### [THE TASK]
The data must be reproduced verbatim; images are to be omitted.

BEGIN

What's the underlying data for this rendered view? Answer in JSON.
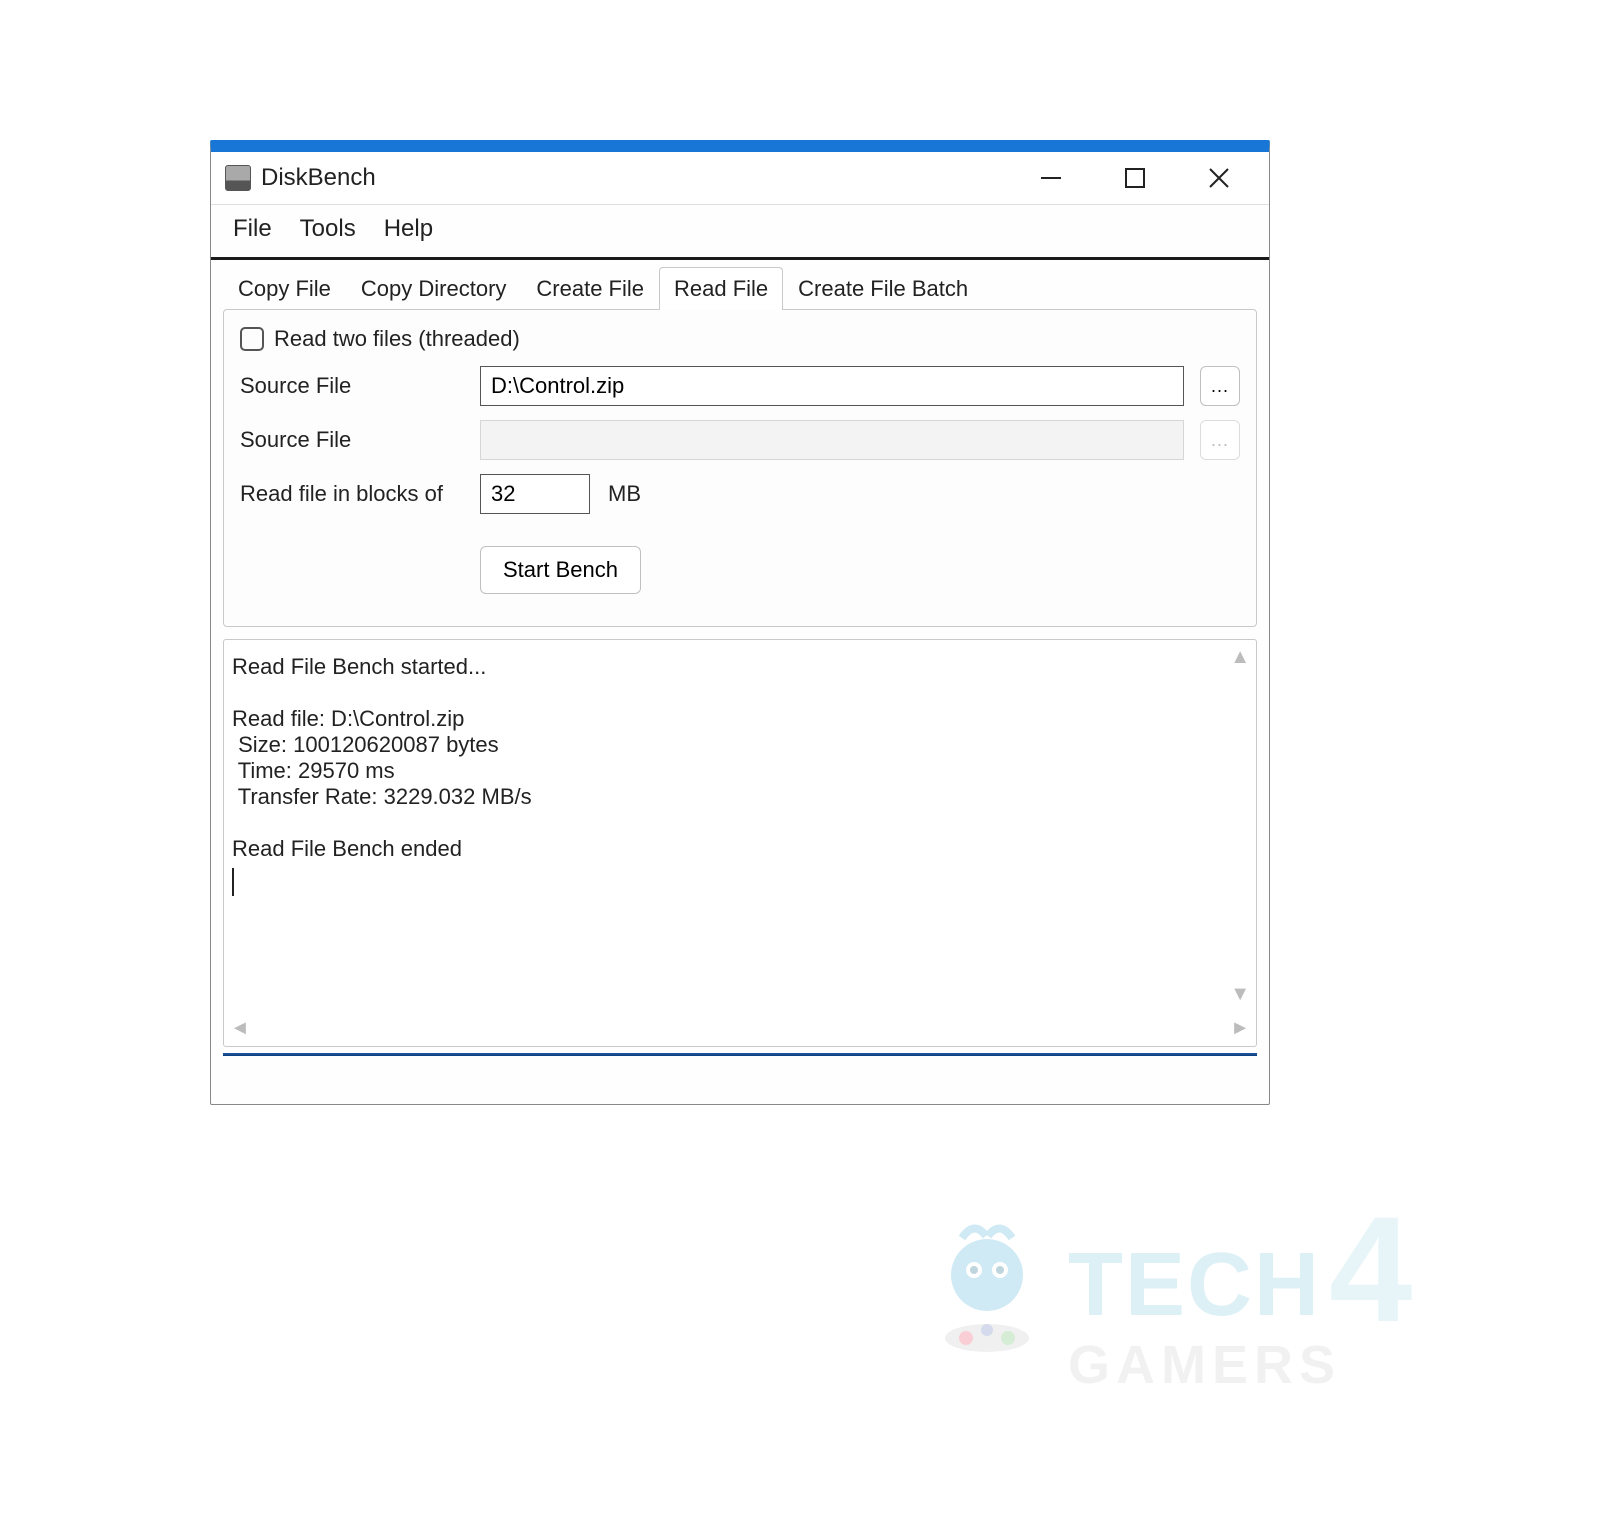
{
  "window": {
    "title": "DiskBench"
  },
  "menu": {
    "file": "File",
    "tools": "Tools",
    "help": "Help"
  },
  "tabs": {
    "copy_file": "Copy File",
    "copy_directory": "Copy Directory",
    "create_file": "Create File",
    "read_file": "Read File",
    "create_file_batch": "Create File Batch",
    "active": "read_file"
  },
  "panel": {
    "threaded_label": "Read two files (threaded)",
    "threaded_checked": false,
    "source_file_label": "Source File",
    "source_file_1": "D:\\Control.zip",
    "source_file_2": "",
    "browse_ellipsis": "...",
    "blocks_label": "Read file in blocks of",
    "blocks_value": "32",
    "blocks_unit": "MB",
    "start_button": "Start Bench"
  },
  "output": {
    "line1": "Read File Bench started...",
    "line2": "Read file: D:\\Control.zip",
    "line3": " Size: 100120620087 bytes",
    "line4": " Time: 29570 ms",
    "line5": " Transfer Rate: 3229.032 MB/s",
    "line6": "Read File Bench ended"
  },
  "watermark": {
    "tech": "TECH",
    "four": "4",
    "gamers": "GAMERS"
  }
}
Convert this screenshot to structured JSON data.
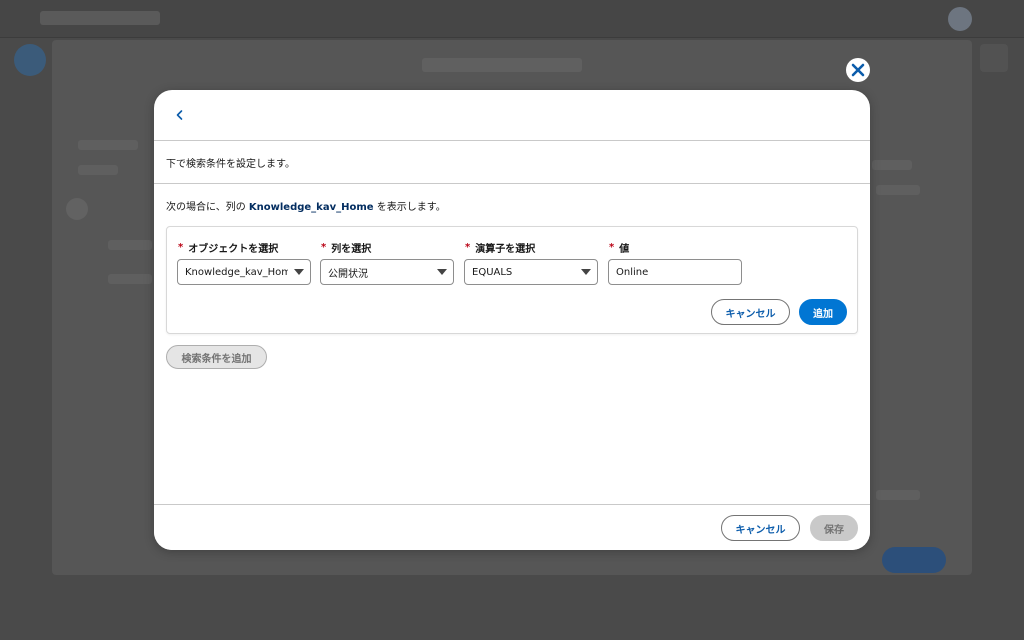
{
  "modal": {
    "back_icon": "chevron-left-icon",
    "close_icon": "close-icon",
    "instruction": "下で検索条件を設定します。",
    "sentence": {
      "prefix": "次の場合に、列の ",
      "column": "Knowledge_kav_Home",
      "suffix": " を表示します。"
    },
    "filter": {
      "object_label": "オブジェクトを選択",
      "object_value": "Knowledge_kav_Home",
      "column_label": "列を選択",
      "column_value": "公開状況",
      "operator_label": "演算子を選択",
      "operator_value": "EQUALS",
      "value_label": "値",
      "value_value": "Online",
      "required_mark": "*",
      "cancel_label": "キャンセル",
      "add_label": "追加"
    },
    "add_filter_label": "検索条件を追加",
    "footer": {
      "cancel_label": "キャンセル",
      "save_label": "保存"
    }
  },
  "colors": {
    "brand": "#0176d3",
    "link": "#0b5cab",
    "required": "#ba0517",
    "overlay": "#3f3f3f"
  }
}
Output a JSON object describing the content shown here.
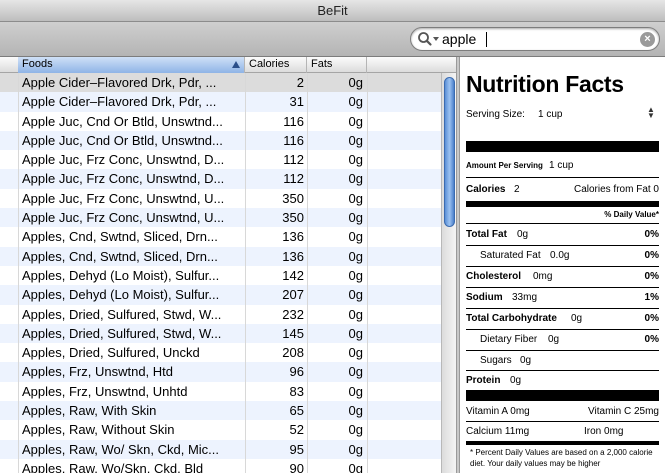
{
  "window": {
    "title": "BeFit"
  },
  "search": {
    "value": "apple",
    "placeholder": ""
  },
  "table": {
    "columns": {
      "foods": "Foods",
      "calories": "Calories",
      "fats": "Fats"
    },
    "rows": [
      {
        "food": "Apple Cider–Flavored Drk, Pdr, ...",
        "calories": "2",
        "fats": "0g"
      },
      {
        "food": "Apple Cider–Flavored Drk, Pdr, ...",
        "calories": "31",
        "fats": "0g"
      },
      {
        "food": "Apple Juc, Cnd Or Btld, Unswtnd...",
        "calories": "116",
        "fats": "0g"
      },
      {
        "food": "Apple Juc, Cnd Or Btld, Unswtnd...",
        "calories": "116",
        "fats": "0g"
      },
      {
        "food": "Apple Juc, Frz Conc, Unswtnd, D...",
        "calories": "112",
        "fats": "0g"
      },
      {
        "food": "Apple Juc, Frz Conc, Unswtnd, D...",
        "calories": "112",
        "fats": "0g"
      },
      {
        "food": "Apple Juc, Frz Conc, Unswtnd, U...",
        "calories": "350",
        "fats": "0g"
      },
      {
        "food": "Apple Juc, Frz Conc, Unswtnd, U...",
        "calories": "350",
        "fats": "0g"
      },
      {
        "food": "Apples, Cnd, Swtnd, Sliced, Drn...",
        "calories": "136",
        "fats": "0g"
      },
      {
        "food": "Apples, Cnd, Swtnd, Sliced, Drn...",
        "calories": "136",
        "fats": "0g"
      },
      {
        "food": "Apples, Dehyd (Lo Moist), Sulfur...",
        "calories": "142",
        "fats": "0g"
      },
      {
        "food": "Apples, Dehyd (Lo Moist), Sulfur...",
        "calories": "207",
        "fats": "0g"
      },
      {
        "food": "Apples, Dried, Sulfured, Stwd, W...",
        "calories": "232",
        "fats": "0g"
      },
      {
        "food": "Apples, Dried, Sulfured, Stwd, W...",
        "calories": "145",
        "fats": "0g"
      },
      {
        "food": "Apples, Dried, Sulfured, Unckd",
        "calories": "208",
        "fats": "0g"
      },
      {
        "food": "Apples, Frz, Unswtnd, Htd",
        "calories": "96",
        "fats": "0g"
      },
      {
        "food": "Apples, Frz, Unswtnd, Unhtd",
        "calories": "83",
        "fats": "0g"
      },
      {
        "food": "Apples, Raw, With Skin",
        "calories": "65",
        "fats": "0g"
      },
      {
        "food": "Apples, Raw, Without Skin",
        "calories": "52",
        "fats": "0g"
      },
      {
        "food": "Apples, Raw, Wo/ Skn, Ckd, Mic...",
        "calories": "95",
        "fats": "0g"
      },
      {
        "food": "Apples, Raw, Wo/Skn, Ckd, Bld",
        "calories": "90",
        "fats": "0g"
      }
    ]
  },
  "nutrition": {
    "title": "Nutrition Facts",
    "serving_size_label": "Serving Size:",
    "serving_size_value": "1 cup",
    "amount_per_serving_label": "Amount Per Serving",
    "amount_per_serving_value": "1 cup",
    "calories_label": "Calories",
    "calories_value": "2",
    "calories_from_fat": "Calories from Fat 0",
    "daily_value_header": "% Daily Value*",
    "total_fat_label": "Total Fat",
    "total_fat_value": "0g",
    "total_fat_pct": "0%",
    "saturated_fat_label": "Saturated Fat",
    "saturated_fat_value": "0.0g",
    "saturated_fat_pct": "0%",
    "cholesterol_label": "Cholesterol",
    "cholesterol_value": "0mg",
    "cholesterol_pct": "0%",
    "sodium_label": "Sodium",
    "sodium_value": "33mg",
    "sodium_pct": "1%",
    "total_carb_label": "Total Carbohydrate",
    "total_carb_value": "0g",
    "total_carb_pct": "0%",
    "fiber_label": "Dietary Fiber",
    "fiber_value": "0g",
    "fiber_pct": "0%",
    "sugars_label": "Sugars",
    "sugars_value": "0g",
    "protein_label": "Protein",
    "protein_value": "0g",
    "vitamin_a": "Vitamin A 0mg",
    "vitamin_c": "Vitamin C 25mg",
    "calcium": "Calcium 11mg",
    "iron": "Iron 0mg",
    "footnote": "* Percent Daily Values are based on a 2,000 calorie diet. Your daily values may be higher"
  },
  "colors": {
    "selected_row": "#dcdcdc",
    "alt_row": "#edf3fe",
    "scroll_thumb": "#5a8fd6"
  }
}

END

### [PROBLEM SOLUTION]
What's the underlying data for this rendered view? Answer in JSON.
{
  "window": {
    "title": "DiskBench"
  },
  "menu": {
    "file": "File",
    "tools": "Tools",
    "help": "Help"
  },
  "tabs": {
    "copy_file": "Copy File",
    "copy_directory": "Copy Directory",
    "create_file": "Create File",
    "read_file": "Read File",
    "create_file_batch": "Create File Batch",
    "active": "read_file"
  },
  "panel": {
    "threaded_label": "Read two files (threaded)",
    "threaded_checked": false,
    "source_file_label": "Source File",
    "source_file_1": "D:\\Control.zip",
    "source_file_2": "",
    "browse_ellipsis": "...",
    "blocks_label": "Read file in blocks of",
    "blocks_value": "32",
    "blocks_unit": "MB",
    "start_button": "Start Bench"
  },
  "output": {
    "line1": "Read File Bench started...",
    "line2": "Read file: D:\\Control.zip",
    "line3": " Size: 100120620087 bytes",
    "line4": " Time: 29570 ms",
    "line5": " Transfer Rate: 3229.032 MB/s",
    "line6": "Read File Bench ended"
  },
  "watermark": {
    "tech": "TECH",
    "four": "4",
    "gamers": "GAMERS"
  }
}
Convert this screenshot to structured JSON data.
{
  "modal": {
    "back_icon": "chevron-left-icon",
    "close_icon": "close-icon",
    "instruction": "下で検索条件を設定します。",
    "sentence": {
      "prefix": "次の場合に、列の ",
      "column": "Knowledge_kav_Home",
      "suffix": " を表示します。"
    },
    "filter": {
      "object_label": "オブジェクトを選択",
      "object_value": "Knowledge_kav_Home",
      "column_label": "列を選択",
      "column_value": "公開状況",
      "operator_label": "演算子を選択",
      "operator_value": "EQUALS",
      "value_label": "値",
      "value_value": "Online",
      "required_mark": "*",
      "cancel_label": "キャンセル",
      "add_label": "追加"
    },
    "add_filter_label": "検索条件を追加",
    "footer": {
      "cancel_label": "キャンセル",
      "save_label": "保存"
    }
  },
  "colors": {
    "brand": "#0176d3",
    "link": "#0b5cab",
    "required": "#ba0517",
    "overlay": "#3f3f3f"
  }
}
Output a JSON object describing the content shown here.
{
  "window": {
    "title": "BeFit"
  },
  "search": {
    "value": "apple",
    "placeholder": ""
  },
  "table": {
    "columns": {
      "foods": "Foods",
      "calories": "Calories",
      "fats": "Fats"
    },
    "rows": [
      {
        "food": "Apple Cider–Flavored Drk, Pdr, ...",
        "calories": "2",
        "fats": "0g"
      },
      {
        "food": "Apple Cider–Flavored Drk, Pdr, ...",
        "calories": "31",
        "fats": "0g"
      },
      {
        "food": "Apple Juc, Cnd Or Btld, Unswtnd...",
        "calories": "116",
        "fats": "0g"
      },
      {
        "food": "Apple Juc, Cnd Or Btld, Unswtnd...",
        "calories": "116",
        "fats": "0g"
      },
      {
        "food": "Apple Juc, Frz Conc, Unswtnd, D...",
        "calories": "112",
        "fats": "0g"
      },
      {
        "food": "Apple Juc, Frz Conc, Unswtnd, D...",
        "calories": "112",
        "fats": "0g"
      },
      {
        "food": "Apple Juc, Frz Conc, Unswtnd, U...",
        "calories": "350",
        "fats": "0g"
      },
      {
        "food": "Apple Juc, Frz Conc, Unswtnd, U...",
        "calories": "350",
        "fats": "0g"
      },
      {
        "food": "Apples, Cnd, Swtnd, Sliced, Drn...",
        "calories": "136",
        "fats": "0g"
      },
      {
        "food": "Apples, Cnd, Swtnd, Sliced, Drn...",
        "calories": "136",
        "fats": "0g"
      },
      {
        "food": "Apples, Dehyd (Lo Moist), Sulfur...",
        "calories": "142",
        "fats": "0g"
      },
      {
        "food": "Apples, Dehyd (Lo Moist), Sulfur...",
        "calories": "207",
        "fats": "0g"
      },
      {
        "food": "Apples, Dried, Sulfured, Stwd, W...",
        "calories": "232",
        "fats": "0g"
      },
      {
        "food": "Apples, Dried, Sulfured, Stwd, W...",
        "calories": "145",
        "fats": "0g"
      },
      {
        "food": "Apples, Dried, Sulfured, Unckd",
        "calories": "208",
        "fats": "0g"
      },
      {
        "food": "Apples, Frz, Unswtnd, Htd",
        "calories": "96",
        "fats": "0g"
      },
      {
        "food": "Apples, Frz, Unswtnd, Unhtd",
        "calories": "83",
        "fats": "0g"
      },
      {
        "food": "Apples, Raw, With Skin",
        "calories": "65",
        "fats": "0g"
      },
      {
        "food": "Apples, Raw, Without Skin",
        "calories": "52",
        "fats": "0g"
      },
      {
        "food": "Apples, Raw, Wo/ Skn, Ckd, Mic...",
        "calories": "95",
        "fats": "0g"
      },
      {
        "food": "Apples, Raw, Wo/Skn, Ckd, Bld",
        "calories": "90",
        "fats": "0g"
      }
    ]
  },
  "nutrition": {
    "title": "Nutrition Facts",
    "serving_size_label": "Serving Size:",
    "serving_size_value": "1 cup",
    "amount_per_serving_label": "Amount Per Serving",
    "amount_per_serving_value": "1 cup",
    "calories_label": "Calories",
    "calories_value": "2",
    "calories_from_fat": "Calories from Fat 0",
    "daily_value_header": "% Daily Value*",
    "total_fat_label": "Total Fat",
    "total_fat_value": "0g",
    "total_fat_pct": "0%",
    "saturated_fat_label": "Saturated Fat",
    "saturated_fat_value": "0.0g",
    "saturated_fat_pct": "0%",
    "cholesterol_label": "Cholesterol",
    "cholesterol_value": "0mg",
    "cholesterol_pct": "0%",
    "sodium_label": "Sodium",
    "sodium_value": "33mg",
    "sodium_pct": "1%",
    "total_carb_label": "Total Carbohydrate",
    "total_carb_value": "0g",
    "total_carb_pct": "0%",
    "fiber_label": "Dietary Fiber",
    "fiber_value": "0g",
    "fiber_pct": "0%",
    "sugars_label": "Sugars",
    "sugars_value": "0g",
    "protein_label": "Protein",
    "protein_value": "0g",
    "vitamin_a": "Vitamin A 0mg",
    "vitamin_c": "Vitamin C 25mg",
    "calcium": "Calcium 11mg",
    "iron": "Iron 0mg",
    "footnote": "* Percent Daily Values are based on a 2,000 calorie diet. Your daily values may be higher"
  },
  "colors": {
    "selected_row": "#dcdcdc",
    "alt_row": "#edf3fe",
    "scroll_thumb": "#5a8fd6"
  }
}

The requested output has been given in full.